I recently interviewed Troy Ave and he drew the analogy between selling drugs in NYC and the music industry.
Definitely. You have to. When you're selling drugs, in order to get to the "sale," when this person is putting money in your hands and you're giving them a product, it's things you gotta go through. You gotta watch for the police. You gotta watch for the niggas trying to rob you. You gotta watch for the bitch in the window that's working with the police. There's so much shit. Same thing with music. You can't get to the bag without dealing with the haters, the cum drinkers, the fucking devils. You gotta maneuver your way through the same shit to get to the prize. I honestly, think it's easier to go to the NBA than be a successful rapper.
Why not just get a nice 9-to-5 job and live a simple life then?
At one point, it was like that. That's not what I want for myself. I like nice things. I like pretty girls. I like for my kids to have nice things. You can't do that in America now with no fucking 9-to-5. You're gonna have to do something illegal on the side. I sleep good at night. At one point, I didn't. That had nothing to do with music. That was the streets. I don't deal with the same demons I had a few years ago. Everything is pretty much level.

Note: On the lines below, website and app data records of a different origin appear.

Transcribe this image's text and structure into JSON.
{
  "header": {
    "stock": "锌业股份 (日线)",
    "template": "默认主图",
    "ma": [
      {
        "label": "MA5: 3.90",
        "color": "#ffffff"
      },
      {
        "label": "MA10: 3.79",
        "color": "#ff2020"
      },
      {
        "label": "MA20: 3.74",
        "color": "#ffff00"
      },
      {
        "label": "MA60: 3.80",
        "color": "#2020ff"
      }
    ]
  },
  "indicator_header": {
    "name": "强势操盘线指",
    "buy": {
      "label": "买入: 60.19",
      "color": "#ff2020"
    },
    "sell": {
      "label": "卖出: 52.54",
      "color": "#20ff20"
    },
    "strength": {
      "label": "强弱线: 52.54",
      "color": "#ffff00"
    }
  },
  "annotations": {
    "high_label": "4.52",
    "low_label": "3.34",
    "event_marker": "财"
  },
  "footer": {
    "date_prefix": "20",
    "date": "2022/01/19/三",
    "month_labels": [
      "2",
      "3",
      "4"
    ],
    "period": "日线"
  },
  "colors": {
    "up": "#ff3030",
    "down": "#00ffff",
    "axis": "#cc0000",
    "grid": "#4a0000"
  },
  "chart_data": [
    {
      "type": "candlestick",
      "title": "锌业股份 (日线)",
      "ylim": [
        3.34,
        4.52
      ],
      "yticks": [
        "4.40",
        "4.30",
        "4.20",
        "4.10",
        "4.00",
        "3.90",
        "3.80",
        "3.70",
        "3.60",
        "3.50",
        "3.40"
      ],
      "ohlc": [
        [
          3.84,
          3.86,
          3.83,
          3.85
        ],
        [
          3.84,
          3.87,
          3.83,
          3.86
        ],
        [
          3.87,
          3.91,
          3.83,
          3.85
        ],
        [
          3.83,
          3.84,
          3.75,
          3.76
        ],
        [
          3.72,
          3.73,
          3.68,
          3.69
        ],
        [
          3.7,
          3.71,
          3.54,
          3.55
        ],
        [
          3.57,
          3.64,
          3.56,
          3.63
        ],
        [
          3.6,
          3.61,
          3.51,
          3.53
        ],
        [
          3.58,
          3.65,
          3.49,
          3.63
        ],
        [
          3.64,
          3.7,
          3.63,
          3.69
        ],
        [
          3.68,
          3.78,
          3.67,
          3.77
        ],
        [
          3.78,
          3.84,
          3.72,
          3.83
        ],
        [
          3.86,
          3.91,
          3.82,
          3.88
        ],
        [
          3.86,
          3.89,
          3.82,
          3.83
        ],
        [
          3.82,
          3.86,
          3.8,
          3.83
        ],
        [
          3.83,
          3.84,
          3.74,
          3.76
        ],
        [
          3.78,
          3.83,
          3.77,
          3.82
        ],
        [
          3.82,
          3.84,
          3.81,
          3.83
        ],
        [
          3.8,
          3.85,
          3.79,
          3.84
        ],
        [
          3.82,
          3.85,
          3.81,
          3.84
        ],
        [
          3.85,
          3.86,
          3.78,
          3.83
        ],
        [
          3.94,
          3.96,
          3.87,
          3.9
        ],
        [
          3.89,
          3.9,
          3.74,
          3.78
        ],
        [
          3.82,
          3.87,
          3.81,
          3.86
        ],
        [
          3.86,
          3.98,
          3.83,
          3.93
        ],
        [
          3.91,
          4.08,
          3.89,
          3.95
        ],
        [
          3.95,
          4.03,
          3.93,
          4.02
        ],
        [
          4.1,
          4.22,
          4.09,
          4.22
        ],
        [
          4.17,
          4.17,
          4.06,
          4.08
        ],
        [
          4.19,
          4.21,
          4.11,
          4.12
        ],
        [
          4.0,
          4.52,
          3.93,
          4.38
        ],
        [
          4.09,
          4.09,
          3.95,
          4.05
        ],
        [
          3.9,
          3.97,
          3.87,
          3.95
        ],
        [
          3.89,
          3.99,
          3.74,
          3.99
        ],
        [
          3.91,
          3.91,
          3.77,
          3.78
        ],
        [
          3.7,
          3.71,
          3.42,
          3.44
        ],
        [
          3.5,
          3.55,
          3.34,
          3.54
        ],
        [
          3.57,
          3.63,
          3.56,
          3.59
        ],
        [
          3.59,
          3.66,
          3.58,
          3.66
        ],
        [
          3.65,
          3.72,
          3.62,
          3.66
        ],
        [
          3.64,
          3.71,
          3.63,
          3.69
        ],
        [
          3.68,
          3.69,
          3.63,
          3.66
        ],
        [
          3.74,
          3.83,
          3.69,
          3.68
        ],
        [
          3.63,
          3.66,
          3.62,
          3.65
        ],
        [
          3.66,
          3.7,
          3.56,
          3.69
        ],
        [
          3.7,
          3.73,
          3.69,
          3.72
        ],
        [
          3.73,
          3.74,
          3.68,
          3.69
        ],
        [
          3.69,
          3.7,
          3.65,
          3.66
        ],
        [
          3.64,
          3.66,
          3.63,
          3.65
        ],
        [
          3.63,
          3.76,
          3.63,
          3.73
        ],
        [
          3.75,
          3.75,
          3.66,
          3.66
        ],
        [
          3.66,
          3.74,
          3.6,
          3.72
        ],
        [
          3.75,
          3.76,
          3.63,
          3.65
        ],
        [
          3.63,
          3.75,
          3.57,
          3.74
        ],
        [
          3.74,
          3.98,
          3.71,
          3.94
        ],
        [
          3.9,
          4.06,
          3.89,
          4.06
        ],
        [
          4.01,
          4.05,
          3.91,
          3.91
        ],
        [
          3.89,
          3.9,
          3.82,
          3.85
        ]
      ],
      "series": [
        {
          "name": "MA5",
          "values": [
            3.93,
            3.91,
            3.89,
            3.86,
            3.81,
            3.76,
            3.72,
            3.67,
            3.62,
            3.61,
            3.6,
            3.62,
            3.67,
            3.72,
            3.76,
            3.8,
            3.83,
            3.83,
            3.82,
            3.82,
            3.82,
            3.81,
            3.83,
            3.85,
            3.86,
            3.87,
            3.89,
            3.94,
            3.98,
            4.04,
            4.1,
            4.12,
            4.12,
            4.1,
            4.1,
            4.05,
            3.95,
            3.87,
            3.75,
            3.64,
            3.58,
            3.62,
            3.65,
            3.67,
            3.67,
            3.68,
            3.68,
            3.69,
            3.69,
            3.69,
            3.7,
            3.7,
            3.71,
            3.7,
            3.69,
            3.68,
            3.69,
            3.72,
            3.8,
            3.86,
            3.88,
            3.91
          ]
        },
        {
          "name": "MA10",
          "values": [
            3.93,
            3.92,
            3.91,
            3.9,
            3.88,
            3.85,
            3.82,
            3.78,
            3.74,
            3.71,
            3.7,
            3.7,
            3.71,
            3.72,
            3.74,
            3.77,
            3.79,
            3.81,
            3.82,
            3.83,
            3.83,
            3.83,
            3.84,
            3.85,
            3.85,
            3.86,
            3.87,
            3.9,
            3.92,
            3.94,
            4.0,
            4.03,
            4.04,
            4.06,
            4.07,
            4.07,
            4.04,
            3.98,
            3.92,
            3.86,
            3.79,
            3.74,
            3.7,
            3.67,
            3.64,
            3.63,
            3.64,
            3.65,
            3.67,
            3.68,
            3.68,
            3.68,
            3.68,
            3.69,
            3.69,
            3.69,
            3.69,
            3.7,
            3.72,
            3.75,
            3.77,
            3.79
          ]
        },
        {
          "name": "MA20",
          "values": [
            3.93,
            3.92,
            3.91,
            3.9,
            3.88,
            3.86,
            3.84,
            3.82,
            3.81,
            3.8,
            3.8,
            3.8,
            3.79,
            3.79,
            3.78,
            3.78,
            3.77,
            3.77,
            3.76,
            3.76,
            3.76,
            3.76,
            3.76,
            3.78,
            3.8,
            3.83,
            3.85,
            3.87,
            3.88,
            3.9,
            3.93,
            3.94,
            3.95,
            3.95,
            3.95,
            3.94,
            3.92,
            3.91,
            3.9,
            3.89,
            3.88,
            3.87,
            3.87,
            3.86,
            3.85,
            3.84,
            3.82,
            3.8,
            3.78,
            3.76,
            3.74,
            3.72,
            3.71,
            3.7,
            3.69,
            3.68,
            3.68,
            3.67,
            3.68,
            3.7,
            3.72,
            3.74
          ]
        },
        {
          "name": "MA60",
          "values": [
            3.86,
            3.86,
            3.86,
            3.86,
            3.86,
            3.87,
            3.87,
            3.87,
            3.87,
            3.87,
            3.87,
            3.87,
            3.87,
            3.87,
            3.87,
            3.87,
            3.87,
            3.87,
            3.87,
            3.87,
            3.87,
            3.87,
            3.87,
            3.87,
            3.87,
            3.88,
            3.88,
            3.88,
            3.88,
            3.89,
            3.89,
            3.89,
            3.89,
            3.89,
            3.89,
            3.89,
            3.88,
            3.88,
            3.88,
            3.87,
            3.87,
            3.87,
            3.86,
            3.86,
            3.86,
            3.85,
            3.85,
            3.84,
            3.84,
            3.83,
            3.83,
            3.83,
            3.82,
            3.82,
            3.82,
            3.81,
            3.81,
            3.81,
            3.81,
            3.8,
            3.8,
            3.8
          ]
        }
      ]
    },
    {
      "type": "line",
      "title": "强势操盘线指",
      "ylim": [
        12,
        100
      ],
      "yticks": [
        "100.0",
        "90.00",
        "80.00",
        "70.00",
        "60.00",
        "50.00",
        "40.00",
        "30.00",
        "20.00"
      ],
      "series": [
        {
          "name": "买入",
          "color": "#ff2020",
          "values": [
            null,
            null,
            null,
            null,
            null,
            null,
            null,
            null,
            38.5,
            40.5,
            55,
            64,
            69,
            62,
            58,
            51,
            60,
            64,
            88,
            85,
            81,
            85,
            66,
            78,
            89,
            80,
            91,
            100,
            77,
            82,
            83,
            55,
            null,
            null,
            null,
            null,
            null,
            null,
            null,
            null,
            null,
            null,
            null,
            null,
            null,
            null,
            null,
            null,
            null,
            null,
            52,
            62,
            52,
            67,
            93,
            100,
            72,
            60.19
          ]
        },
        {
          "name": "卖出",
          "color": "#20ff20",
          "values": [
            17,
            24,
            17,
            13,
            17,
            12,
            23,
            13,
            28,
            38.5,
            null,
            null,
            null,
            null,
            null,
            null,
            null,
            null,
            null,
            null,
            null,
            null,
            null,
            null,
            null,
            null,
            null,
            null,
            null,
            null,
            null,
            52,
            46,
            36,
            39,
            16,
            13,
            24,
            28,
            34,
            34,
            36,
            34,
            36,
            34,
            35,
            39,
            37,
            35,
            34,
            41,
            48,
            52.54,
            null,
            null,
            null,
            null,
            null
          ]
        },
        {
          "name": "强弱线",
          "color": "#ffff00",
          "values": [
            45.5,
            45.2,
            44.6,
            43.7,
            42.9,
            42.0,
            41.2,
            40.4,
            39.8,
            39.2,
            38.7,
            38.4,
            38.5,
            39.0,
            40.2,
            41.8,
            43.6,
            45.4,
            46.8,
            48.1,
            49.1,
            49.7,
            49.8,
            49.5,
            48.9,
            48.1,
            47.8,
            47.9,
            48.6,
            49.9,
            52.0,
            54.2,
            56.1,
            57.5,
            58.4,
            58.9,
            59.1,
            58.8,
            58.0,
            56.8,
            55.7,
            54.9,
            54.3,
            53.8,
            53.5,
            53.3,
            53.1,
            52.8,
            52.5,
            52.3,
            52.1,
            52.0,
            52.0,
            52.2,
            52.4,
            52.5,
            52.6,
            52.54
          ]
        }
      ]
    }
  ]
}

What kind of demons are we talking?
When you out in the streets doing fucked up shit, fucked up shit comes back to you. Like it's fucked up to sell drugs to your neighbor's mother. Like when you really think about it the shit-- I'm not knocking those that don't see that--but that's the type of shit I was doing. I didn't look at it like I was doing anything wrong to that lady. Her kids would be in the hallway and I'm doing that shit. That shit don't balance out. For what? So I can get some sneakers and an outfit? Flash some money in front of some hoes? That kid is gonna remember his Moms was a crackhead. If you really think about it, it's karma.